#### [Try it]
Repeat the records exactly as given. Do not include the pictures.

Website and app data records
>>>
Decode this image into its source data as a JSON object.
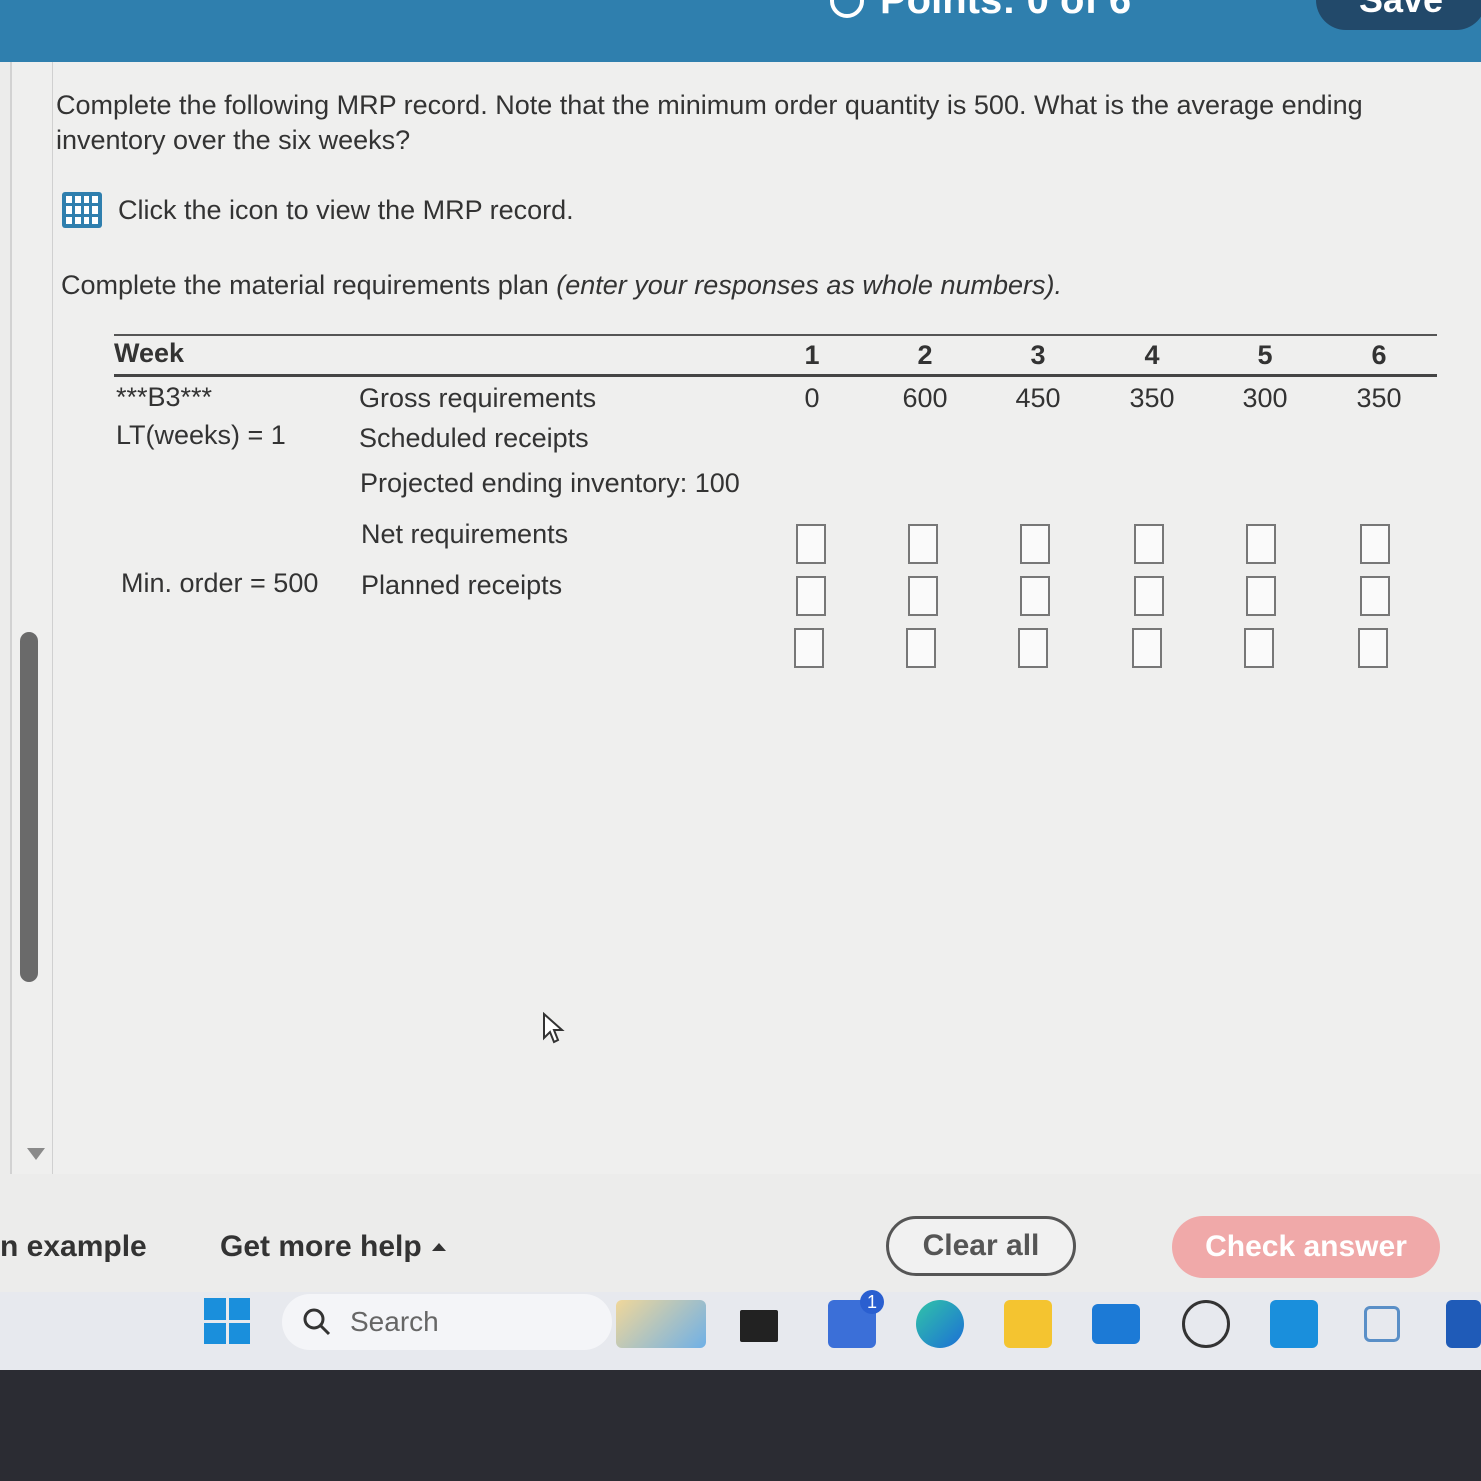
{
  "header": {
    "points_label": "Points: 0 of 6",
    "save_label": "Save"
  },
  "question": {
    "text": "Complete the following MRP record. Note that the minimum order quantity is 500. What is the average ending inventory over the six weeks?",
    "icon_link_label": "Click the icon to view the MRP record.",
    "instruction_prefix": "Complete the material requirements plan ",
    "instruction_italic": "(enter your responses as whole numbers)."
  },
  "mrp": {
    "week_header": "Week",
    "weeks": [
      "1",
      "2",
      "3",
      "4",
      "5",
      "6"
    ],
    "item_name": "***B3***",
    "lead_time": "LT(weeks) = 1",
    "min_order": "Min. order = 500",
    "row_labels": {
      "gross": "Gross requirements",
      "scheduled": "Scheduled receipts",
      "projected": "Projected ending inventory: 100",
      "net": "Net requirements",
      "planned": "Planned receipts"
    },
    "gross_requirements": [
      "0",
      "600",
      "450",
      "350",
      "300",
      "350"
    ]
  },
  "footer": {
    "example_label": "n example",
    "help_label": "Get more help",
    "clear_label": "Clear all",
    "check_label": "Check answer"
  },
  "taskbar": {
    "search_placeholder": "Search",
    "notification_count": "1"
  },
  "colors": {
    "header_bg": "#2f7fae",
    "check_button": "#f0a9a9",
    "taskbar": "#e7e9ee"
  }
}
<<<
#### [Answer to this task]
Decode this image into its source data as a JSON object.
{
  "header": {
    "points_label": "Points: 0 of 6",
    "save_label": "Save"
  },
  "question": {
    "text": "Complete the following MRP record. Note that the minimum order quantity is 500. What is the average ending inventory over the six weeks?",
    "icon_link_label": "Click the icon to view the MRP record.",
    "instruction_prefix": "Complete the material requirements plan ",
    "instruction_italic": "(enter your responses as whole numbers)."
  },
  "mrp": {
    "week_header": "Week",
    "weeks": [
      "1",
      "2",
      "3",
      "4",
      "5",
      "6"
    ],
    "item_name": "***B3***",
    "lead_time": "LT(weeks) = 1",
    "min_order": "Min. order = 500",
    "row_labels": {
      "gross": "Gross requirements",
      "scheduled": "Scheduled receipts",
      "projected": "Projected ending inventory: 100",
      "net": "Net requirements",
      "planned": "Planned receipts"
    },
    "gross_requirements": [
      "0",
      "600",
      "450",
      "350",
      "300",
      "350"
    ]
  },
  "footer": {
    "example_label": "n example",
    "help_label": "Get more help",
    "clear_label": "Clear all",
    "check_label": "Check answer"
  },
  "taskbar": {
    "search_placeholder": "Search",
    "notification_count": "1"
  },
  "colors": {
    "header_bg": "#2f7fae",
    "check_button": "#f0a9a9",
    "taskbar": "#e7e9ee"
  }
}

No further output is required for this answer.